• Given records:

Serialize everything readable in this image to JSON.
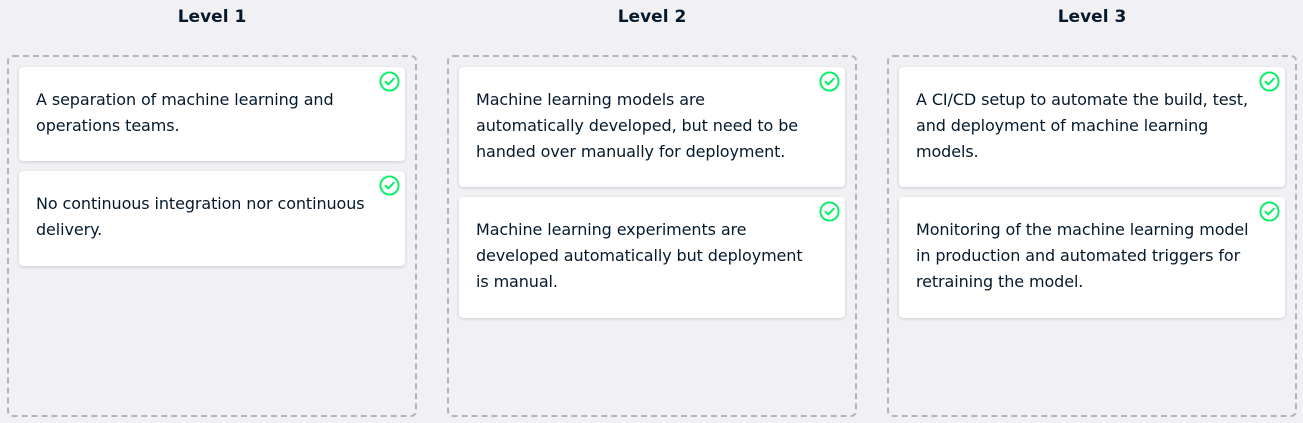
{
  "columns": [
    {
      "title": "Level 1",
      "cards": [
        {
          "text": "A separation of machine learning and operations teams.",
          "status": "correct"
        },
        {
          "text": "No continuous integration nor continuous delivery.",
          "status": "correct"
        }
      ]
    },
    {
      "title": "Level 2",
      "cards": [
        {
          "text": "Machine learning models are automatically developed, but need to be handed over manually for deployment.",
          "status": "correct"
        },
        {
          "text": "Machine learning experiments are developed automatically but deployment is manual.",
          "status": "correct"
        }
      ]
    },
    {
      "title": "Level 3",
      "cards": [
        {
          "text": "A CI/CD setup to automate the build, test, and deployment of machine learning models.",
          "status": "correct"
        },
        {
          "text": "Monitoring of the machine learning model in production and automated triggers for retraining the model.",
          "status": "correct"
        }
      ]
    }
  ],
  "colors": {
    "background": "#f1f1f4",
    "card": "#ffffff",
    "text": "#05192d",
    "dashed_border": "#b5b3c2",
    "check": "#03ef62"
  },
  "icons": {
    "correct": "check-circle-icon"
  }
}
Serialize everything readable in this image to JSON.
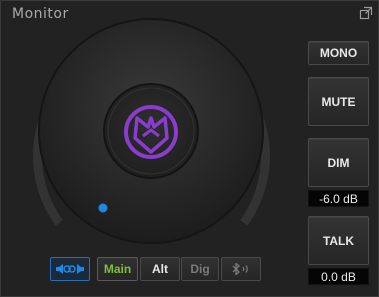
{
  "title": "Monitor",
  "icons": {
    "popout": "popout-icon",
    "logo": "purple-fox-logo-icon",
    "speaker": "speaker-link-icon",
    "bluetooth": "bluetooth-icon",
    "knob_indicator": "knob-position-dot"
  },
  "colors": {
    "accent": "#1e88e5",
    "logo": "#8a3ccf",
    "main_active": "#7fbf3a",
    "dim_text": "#7a7a7a"
  },
  "buttons": {
    "mono": "MONO",
    "mute": "MUTE",
    "dim": "DIM",
    "talk": "TALK"
  },
  "readouts": {
    "dim_level": "-6.0 dB",
    "talk_level": "0.0 dB"
  },
  "sources": {
    "main": "Main",
    "alt": "Alt",
    "dig": "Dig"
  }
}
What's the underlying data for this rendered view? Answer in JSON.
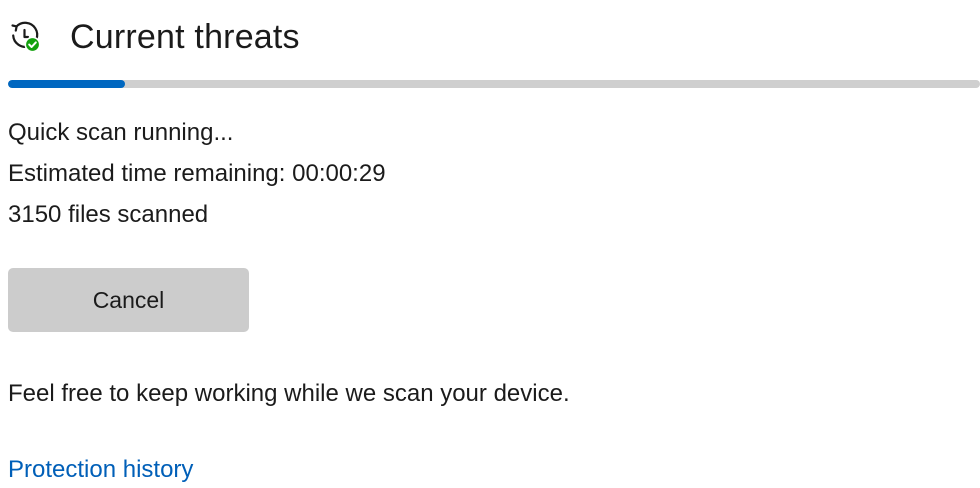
{
  "header": {
    "icon": "history-shield-check-icon",
    "title": "Current threats"
  },
  "scan": {
    "progress_fraction": 0.12,
    "status": "Quick scan running...",
    "time_label": "Estimated time remaining:",
    "time_value": "00:00:29",
    "files_count": "3150",
    "files_label": "files scanned"
  },
  "actions": {
    "cancel_label": "Cancel"
  },
  "info": {
    "message": "Feel free to keep working while we scan your device."
  },
  "links": {
    "protection_history": "Protection history"
  },
  "colors": {
    "accent": "#0067c0",
    "link": "#005fb8",
    "track": "#cfcfcf",
    "button": "#cccccc",
    "check_badge": "#13a10e"
  }
}
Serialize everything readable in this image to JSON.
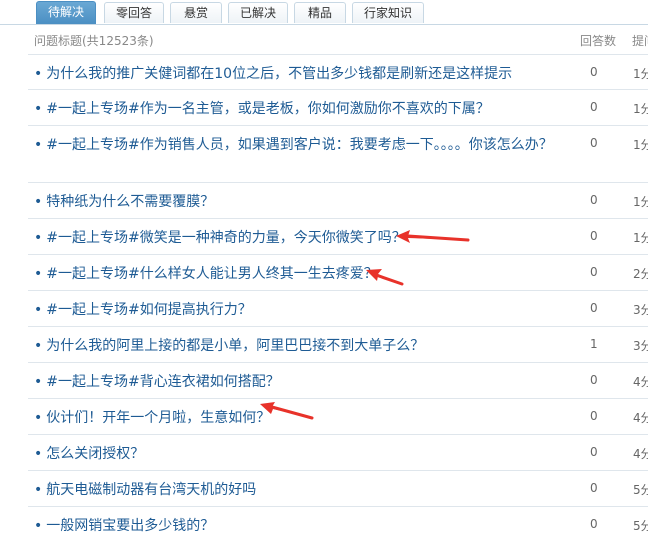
{
  "tabs": [
    {
      "label": "待解决",
      "active": true
    },
    {
      "label": "零回答",
      "active": false
    },
    {
      "label": "悬赏",
      "active": false
    },
    {
      "label": "已解决",
      "active": false
    },
    {
      "label": "精品",
      "active": false
    },
    {
      "label": "行家知识",
      "active": false
    }
  ],
  "table": {
    "header_title": "问题标题(共12523条)",
    "header_count": "回答数",
    "header_time": "提问"
  },
  "rows": [
    {
      "title": "为什么我的推广关健词都在10位之后，不管出多少钱都是刷新还是这样提示",
      "count": "0",
      "time": "1分"
    },
    {
      "title": "#一起上专场#作为一名主管，或是老板，你如何激励你不喜欢的下属？",
      "count": "0",
      "time": "1分"
    },
    {
      "title": "#一起上专场#作为销售人员，如果遇到客户说：我要考虑一下。。。。你该怎么办？",
      "count": "0",
      "time": "1分"
    },
    {
      "title": "特种纸为什么不需要覆膜？",
      "count": "0",
      "time": "1分"
    },
    {
      "title": "#一起上专场#微笑是一种神奇的力量，今天你微笑了吗？",
      "count": "0",
      "time": "1分"
    },
    {
      "title": "#一起上专场#什么样女人能让男人终其一生去疼爱？",
      "count": "0",
      "time": "2分"
    },
    {
      "title": "#一起上专场#如何提高执行力？",
      "count": "0",
      "time": "3分"
    },
    {
      "title": "为什么我的阿里上接的都是小单，阿里巴巴接不到大单子么？",
      "count": "1",
      "time": "3分"
    },
    {
      "title": "#一起上专场#背心连衣裙如何搭配？",
      "count": "0",
      "time": "4分"
    },
    {
      "title": "伙计们！开年一个月啦，生意如何？",
      "count": "0",
      "time": "4分"
    },
    {
      "title": "怎么关闭授权？",
      "count": "0",
      "time": "4分"
    },
    {
      "title": "航天电磁制动器有台湾天机的好吗",
      "count": "0",
      "time": "5分"
    },
    {
      "title": "一般网销宝要出多少钱的？",
      "count": "0",
      "time": "5分"
    }
  ],
  "colors": {
    "link": "#1e5b94",
    "active_tab": "#4b8fc3",
    "arrow": "#e8322a"
  }
}
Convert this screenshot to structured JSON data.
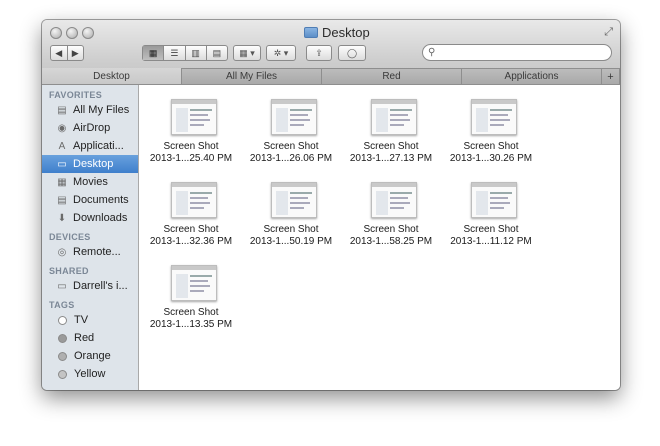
{
  "window": {
    "title": "Desktop"
  },
  "toolbar": {
    "back_label": "◀",
    "forward_label": "▶",
    "views": [
      "▦",
      "☰",
      "▥",
      "▤"
    ],
    "arrange_label": "▦ ▾",
    "action_label": "✲ ▾",
    "share_label": "⇪",
    "tag_label": "◯",
    "search_placeholder": ""
  },
  "tabs": [
    {
      "label": "Desktop",
      "active": true
    },
    {
      "label": "All My Files",
      "active": false
    },
    {
      "label": "Red",
      "active": false
    },
    {
      "label": "Applications",
      "active": false
    }
  ],
  "sidebar": {
    "favorites_header": "FAVORITES",
    "favorites": [
      {
        "label": "All My Files",
        "icon": "all-files-icon",
        "glyph": "▤"
      },
      {
        "label": "AirDrop",
        "icon": "airdrop-icon",
        "glyph": "◉"
      },
      {
        "label": "Applicati...",
        "icon": "applications-icon",
        "glyph": "A"
      },
      {
        "label": "Desktop",
        "icon": "desktop-icon",
        "glyph": "▭",
        "selected": true
      },
      {
        "label": "Movies",
        "icon": "movies-icon",
        "glyph": "▦"
      },
      {
        "label": "Documents",
        "icon": "documents-icon",
        "glyph": "▤"
      },
      {
        "label": "Downloads",
        "icon": "downloads-icon",
        "glyph": "⬇"
      }
    ],
    "devices_header": "DEVICES",
    "devices": [
      {
        "label": "Remote...",
        "icon": "disc-icon",
        "glyph": "◎"
      }
    ],
    "shared_header": "SHARED",
    "shared": [
      {
        "label": "Darrell's i...",
        "icon": "computer-icon",
        "glyph": "▭"
      }
    ],
    "tags_header": "TAGS",
    "tags": [
      {
        "label": "TV",
        "color": "#ffffff"
      },
      {
        "label": "Red",
        "color": "#9a9a9a"
      },
      {
        "label": "Orange",
        "color": "#b0b0b0"
      },
      {
        "label": "Yellow",
        "color": "#c4c4c4"
      }
    ]
  },
  "files": [
    {
      "line1": "Screen Shot",
      "line2": "2013-1...25.40 PM"
    },
    {
      "line1": "Screen Shot",
      "line2": "2013-1...26.06 PM"
    },
    {
      "line1": "Screen Shot",
      "line2": "2013-1...27.13 PM"
    },
    {
      "line1": "Screen Shot",
      "line2": "2013-1...30.26 PM"
    },
    {
      "line1": "Screen Shot",
      "line2": "2013-1...32.36 PM"
    },
    {
      "line1": "Screen Shot",
      "line2": "2013-1...50.19 PM"
    },
    {
      "line1": "Screen Shot",
      "line2": "2013-1...58.25 PM"
    },
    {
      "line1": "Screen Shot",
      "line2": "2013-1...11.12 PM"
    },
    {
      "line1": "Screen Shot",
      "line2": "2013-1...13.35 PM"
    }
  ]
}
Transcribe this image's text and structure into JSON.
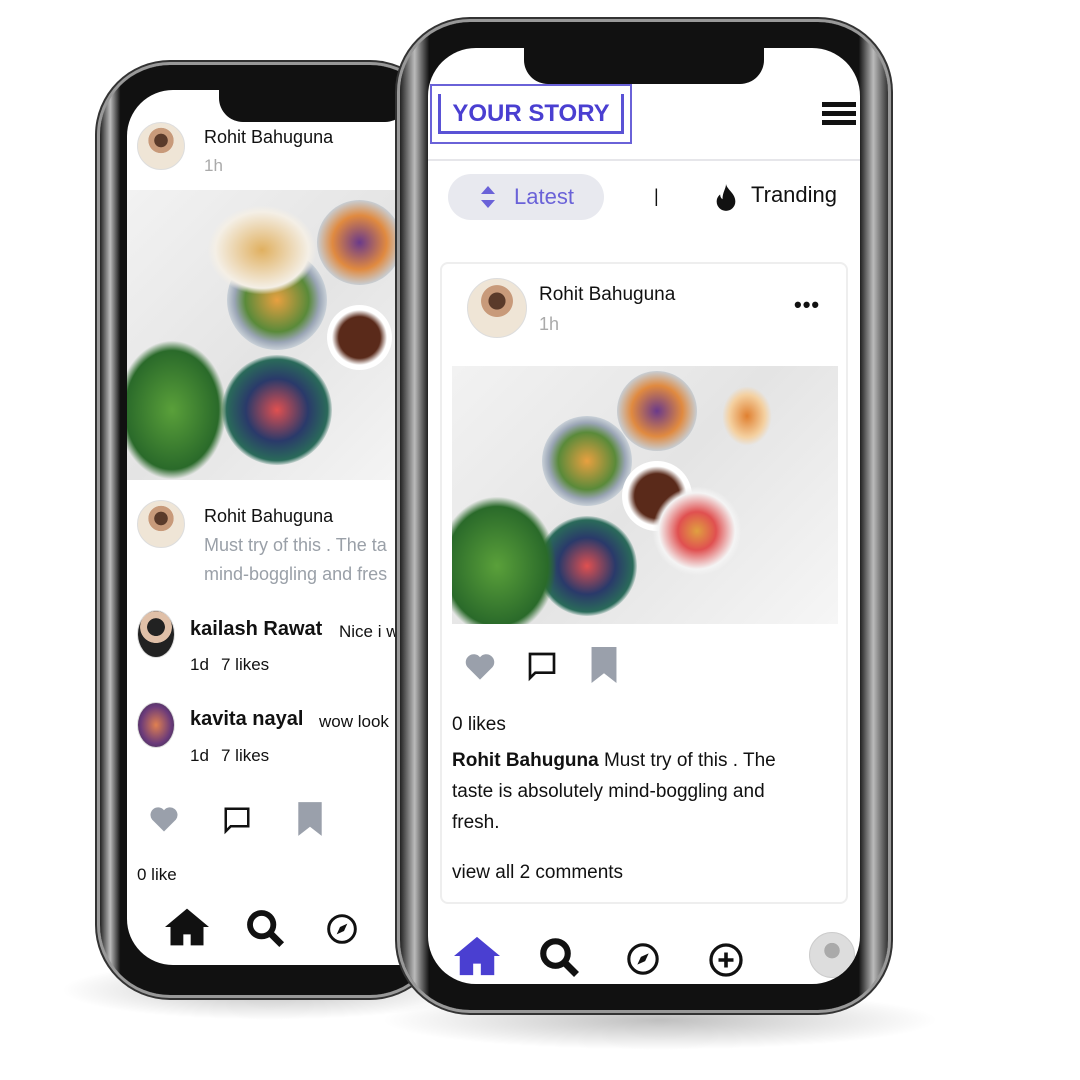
{
  "brand_color": "#4a3fd1",
  "left_phone": {
    "post": {
      "author": "Rohit Bahuguna",
      "time": "1h"
    },
    "caption": {
      "author": "Rohit Bahuguna",
      "line1": "Must try of this . The ta",
      "line2": "mind-boggling and fres"
    },
    "comments": [
      {
        "author": "kailash Rawat",
        "text": "Nice i w",
        "time": "1d",
        "likes": "7 likes"
      },
      {
        "author": "kavita nayal",
        "text": "wow look",
        "time": "1d",
        "likes": "7 likes"
      }
    ],
    "likes": "0 like",
    "nav": [
      "home-icon",
      "search-icon",
      "compass-icon"
    ]
  },
  "right_phone": {
    "header": {
      "logo": "YOUR STORY",
      "menu_icon": "hamburger-icon"
    },
    "filters": {
      "latest": "Latest",
      "separator": "|",
      "trending": "Tranding"
    },
    "post": {
      "author": "Rohit Bahuguna",
      "time": "1h",
      "likes": "0 likes",
      "caption_author": "Rohit Bahuguna",
      "caption_text": " Must try of this . The taste is absolutely mind-boggling and fresh.",
      "view_comments": "view all 2 comments"
    },
    "nav": [
      "home-icon",
      "search-icon",
      "compass-icon",
      "plus-circle-icon",
      "profile-avatar"
    ]
  }
}
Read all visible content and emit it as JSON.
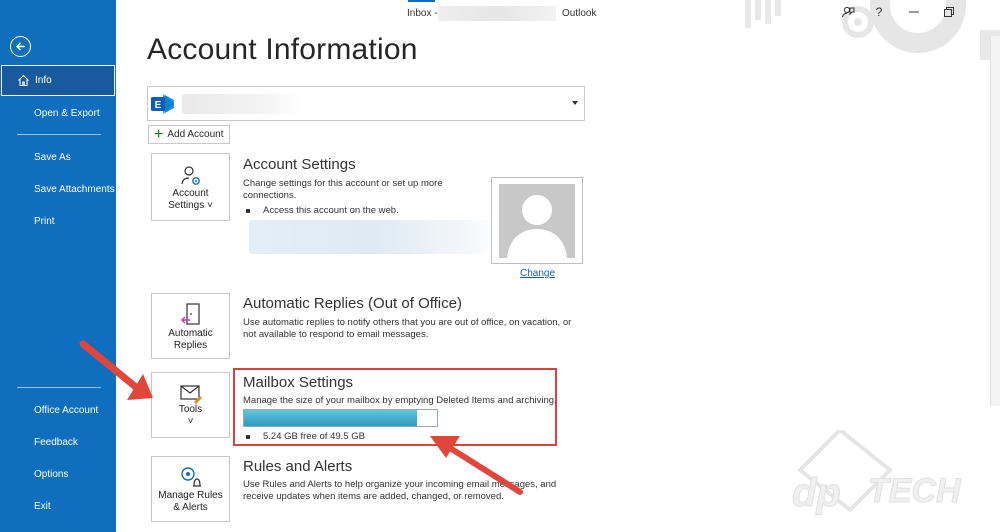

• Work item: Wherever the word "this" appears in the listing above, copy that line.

• Problem solution:
Serialize everything readable in this image to JSON.
Serialize everything readable in this image to JSON.
What's the underlying data for this rendered view? Answer in JSON.
Serialize everything readable in this image to JSON.
Convert this screenshot to structured JSON data.
Transcribe this image's text and structure into JSON.
      "line1": "Must try of this . The ta",
      "caption_text": " Must try of this . The taste is absolutely mind-boggling and fresh.",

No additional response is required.